Man using electronic ID

Establishing Identity

“Knowing your customer,” or KYC has become more complicated than it was even a few years ago. A recent study shows that banks’ customer onboarding process has stretched out to 24 days on average. Similarly, the procedures necessary to issue a vaccine passport, positively identifying the applicant, are just as complex. 

Here are examples of documents accepted to identify individuals in various countries:

The Hungarian immunity certificate could be considered an alternative to vaccine passports - but for national use only
  • Passports – recognized everywhere.
  • National Identification Cards – recognized in India (Aadhaar), Argentina (DNI), Canada/United States (SIN/SSN), Hong Kong (HKID), the Netherlands (BSN).
  • Driving License – recognized in the United States, Canada, the Netherlands.
  • Voter ID card (INE) – recognized in Mexico, India, Jamaica.
  • Health Card – recognized in Canada.

In Europe, authorities have established the eHealth Network to issue and standardize a “trust framework.” This framework defines the rules and policies necessary to ensure that the identification procedure to issue Covid-19 health certificates is verifiable.
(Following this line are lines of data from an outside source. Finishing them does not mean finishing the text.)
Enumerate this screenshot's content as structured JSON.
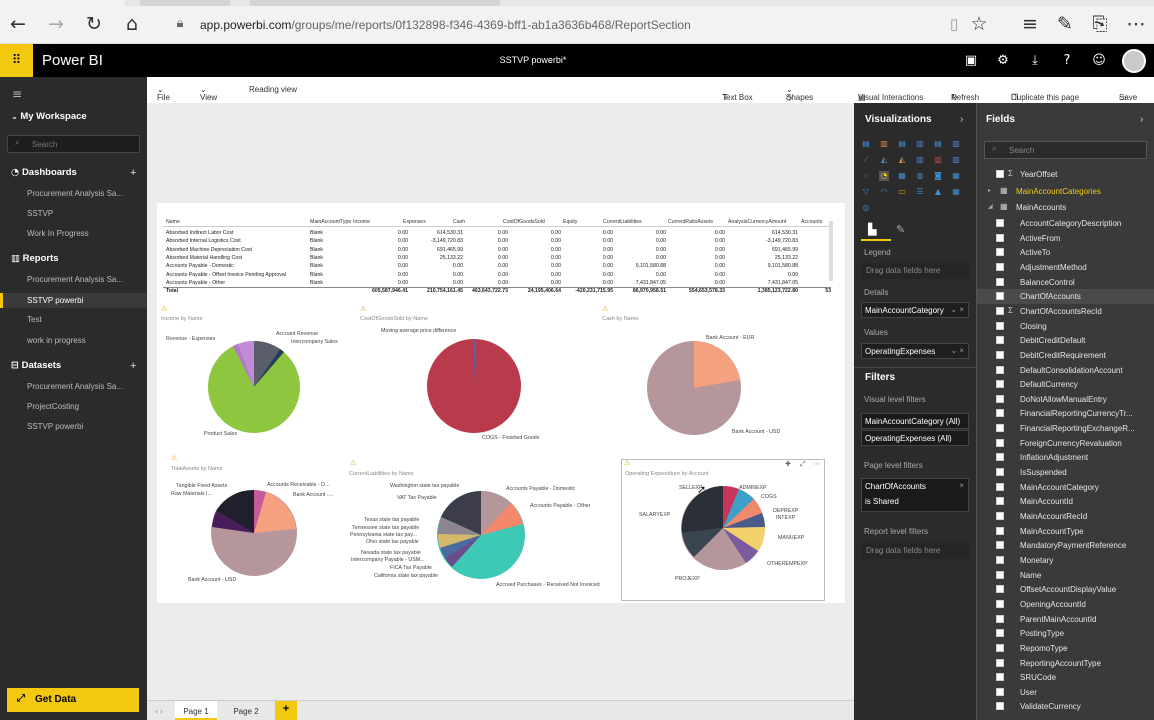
{
  "browser": {
    "url_domain": "app.powerbi.com",
    "url_path": "/groups/me/reports/0f132898-f346-4369-bff1-ab1a3636b468/ReportSection",
    "icons": [
      "back-icon",
      "forward-icon",
      "refresh-icon",
      "home-icon",
      "lock-icon",
      "reading-view-icon",
      "favorite-star-icon",
      "hub-icon",
      "notes-icon",
      "share-icon",
      "more-icon"
    ]
  },
  "header": {
    "brand": "Power BI",
    "title": "SSTVP powerbi*"
  },
  "nav": {
    "workspace": "My Workspace",
    "search_placeholder": "Search",
    "dashboards_label": "Dashboards",
    "dashboards": [
      "Procurement Analysis Sa...",
      "SSTVP",
      "Work In Progress"
    ],
    "reports_label": "Reports",
    "reports": [
      "Procurement Analysis Sa...",
      "SSTVP powerbi",
      "Test",
      "work in progress"
    ],
    "datasets_label": "Datasets",
    "datasets": [
      "Procurement Analysis Sa...",
      "ProjectCosting",
      "SSTVP powerbi"
    ],
    "get_data": "Get Data"
  },
  "toolbar": {
    "file": "File",
    "view": "View",
    "reading_view": "Reading view",
    "text_box": "Text Box",
    "shapes": "Shapes",
    "visual_interactions": "Visual Interactions",
    "refresh": "Refresh",
    "duplicate": "Duplicate this page",
    "save": "Save"
  },
  "table": {
    "headers": [
      "Name",
      "MainAccountType",
      "Income",
      "Expenses",
      "Cash",
      "CostOfGoodsSold",
      "Equity",
      "CurrentLiabilities",
      "CurrentRatioAssets",
      "AnalysisCurrencyAmount",
      "Accounts"
    ],
    "rows": [
      [
        "Absorbed Indirect Labor Cost",
        "Blank",
        "0.00",
        "614,530.31",
        "0.00",
        "0.00",
        "0.00",
        "0.00",
        "0.00",
        "614,530.31"
      ],
      [
        "Absorbed Internal Logistics Cost",
        "Blank",
        "0.00",
        "-3,149,720.83",
        "0.00",
        "0.00",
        "0.00",
        "0.00",
        "0.00",
        "-3,149,720.83"
      ],
      [
        "Absorbed Machine Depreciation Cost",
        "Blank",
        "0.00",
        "691,465.99",
        "0.00",
        "0.00",
        "0.00",
        "0.00",
        "0.00",
        "691,465.99"
      ],
      [
        "Absorbed Material Handling Cost",
        "Blank",
        "0.00",
        "25,133.22",
        "0.00",
        "0.00",
        "0.00",
        "0.00",
        "0.00",
        "25,133.22"
      ],
      [
        "Accounts Payable - Domestic",
        "Blank",
        "0.00",
        "0.00",
        "0.00",
        "0.00",
        "0.00",
        "9,101,580.88",
        "0.00",
        "9,101,580.88"
      ],
      [
        "Accounts Payable - Offset Invoice Pending Approval",
        "Blank",
        "0.00",
        "0.00",
        "0.00",
        "0.00",
        "0.00",
        "0.00",
        "0.00",
        "0.00"
      ],
      [
        "Accounts Payable - Other",
        "Blank",
        "0.00",
        "0.00",
        "0.00",
        "0.00",
        "0.00",
        "7,431,847.05",
        "0.00",
        "7,431,847.05"
      ]
    ],
    "total": [
      "Total",
      "",
      "605,587,946.41",
      "210,754,161.45",
      "463,643,722.73",
      "24,195,406.64",
      "-420,231,715.95",
      "86,970,958.51",
      "554,653,578.33",
      "1,385,123,722.80",
      "53"
    ]
  },
  "charts": [
    {
      "title": "Income by Name",
      "labels": [
        "Revenue - Expenses",
        "Accrued Revenue",
        "Intercompany Sales",
        "Product Sales"
      ]
    },
    {
      "title": "CostOfGoodsSold by Name",
      "labels": [
        "Moving average price difference",
        "COGS - Finished Goods"
      ]
    },
    {
      "title": "Cash by Name",
      "labels": [
        "Bank Account - EUR",
        "Bank Account - USD"
      ]
    },
    {
      "title": "TotalAssets by Name",
      "labels": [
        "Tangible Fixed Assets",
        "Raw Materials I...",
        "Accounts Receivable - D...",
        "Bank Account -...",
        "Bank Account - USD"
      ]
    },
    {
      "title": "CurrentLiabilities by Name",
      "labels": [
        "Washington state tax payable",
        "Accounts Payable - Domestic",
        "VAT Tax Payable",
        "Accounts Payable - Other",
        "Texas state tax payable",
        "Tennessee state tax payable",
        "Pennsylvania state tax pay...",
        "Ohio state tax payable",
        "Nevada state tax payable",
        "Intercompany Payable - USM...",
        "FICA Tax Payable",
        "California state tax payable",
        "Accrued Purchases - Received Not Invoiced"
      ]
    },
    {
      "title": "Operating Expenditure by Account",
      "labels": [
        "SELLEXP",
        "ADMINEXP",
        "COGS",
        "SALARYEXP",
        "DEPREXP",
        "INTEXP",
        "MANUEXP",
        "OTHEREMPEXP",
        "PROJEXP"
      ]
    }
  ],
  "visualizations": {
    "title": "Visualizations",
    "legend_label": "Legend",
    "legend_drop": "Drag data fields here",
    "details_label": "Details",
    "details_value": "MainAccountCategory",
    "values_label": "Values",
    "values_value": "OperatingExpenses"
  },
  "filters": {
    "title": "Filters",
    "visual_level": "Visual level filters",
    "visual_items": [
      "MainAccountCategory (All)",
      "OperatingExpenses (All)"
    ],
    "page_level": "Page level filters",
    "page_item_name": "ChartOfAccounts",
    "page_item_state": "is Shared",
    "report_level": "Report level filters",
    "report_drop": "Drag data fields here"
  },
  "fields": {
    "title": "Fields",
    "search_placeholder": "Search",
    "tables": [
      "YearOffset",
      "MainAccountCategories",
      "MainAccounts"
    ],
    "items": [
      "AccountCategoryDescription",
      "ActiveFrom",
      "ActiveTo",
      "AdjustmentMethod",
      "BalanceControl",
      "ChartOfAccounts",
      "ChartOfAccountsRecId",
      "Closing",
      "DebitCreditDefault",
      "DebitCreditRequirement",
      "DefaultConsolidationAccount",
      "DefaultCurrency",
      "DoNotAllowManualEntry",
      "FinancialReportingCurrencyTr...",
      "FinancialReportingExchangeR...",
      "ForeignCurrencyRevaluation",
      "InflationAdjustment",
      "IsSuspended",
      "MainAccountCategory",
      "MainAccountId",
      "MainAccountRecId",
      "MainAccountType",
      "MandatoryPaymentReference",
      "Monetary",
      "Name",
      "OffsetAccountDisplayValue",
      "OpeningAccountId",
      "ParentMainAccountId",
      "PostingType",
      "RepomoType",
      "ReportingAccountType",
      "SRUCode",
      "User",
      "ValidateCurrency"
    ]
  },
  "pages": [
    "Page 1",
    "Page 2"
  ],
  "add_page": "+"
}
Verifiers (border agents, airline personnel, etc.) can trust that a certificate is authentic and issued according to rules everyone agrees on.

What the Future Holds

In conclusion, it appears that travelers and others using public facilities will need to demonstrate that they didn’t get the COVID-19 virus. Also, in some cases, their inability to transmit the virus must be documented. 

Despite all the controversy and questions around the subject, it seems that some form of the certificate will be the vehicle for documenting people’s condition to be allowed to enter or use a facility. A vaccine passport or variant will probably be that certificate. And for the certificate to be practical, a scanning device, such as an ID scanner, will be necessary.

Adaptive Recognition is among the most experienced companies producing electronic scanning devices. Their latest innovation is the Osmond ID scanner and authentication device. If we compare AR’s product to others on the market, Osmond passport scanners and other automatic identity readers:

  • Scan faster.
  • Scan with higher resolution.
  • Have larger scanning surfaces.
  • Are easier to use.
  • Employ oblique light, a technology double verifying the document’s genuineness.

Are you in a business that will need to authenticate your customers’ documentation electronically and automatically? Osmond is YOUR source!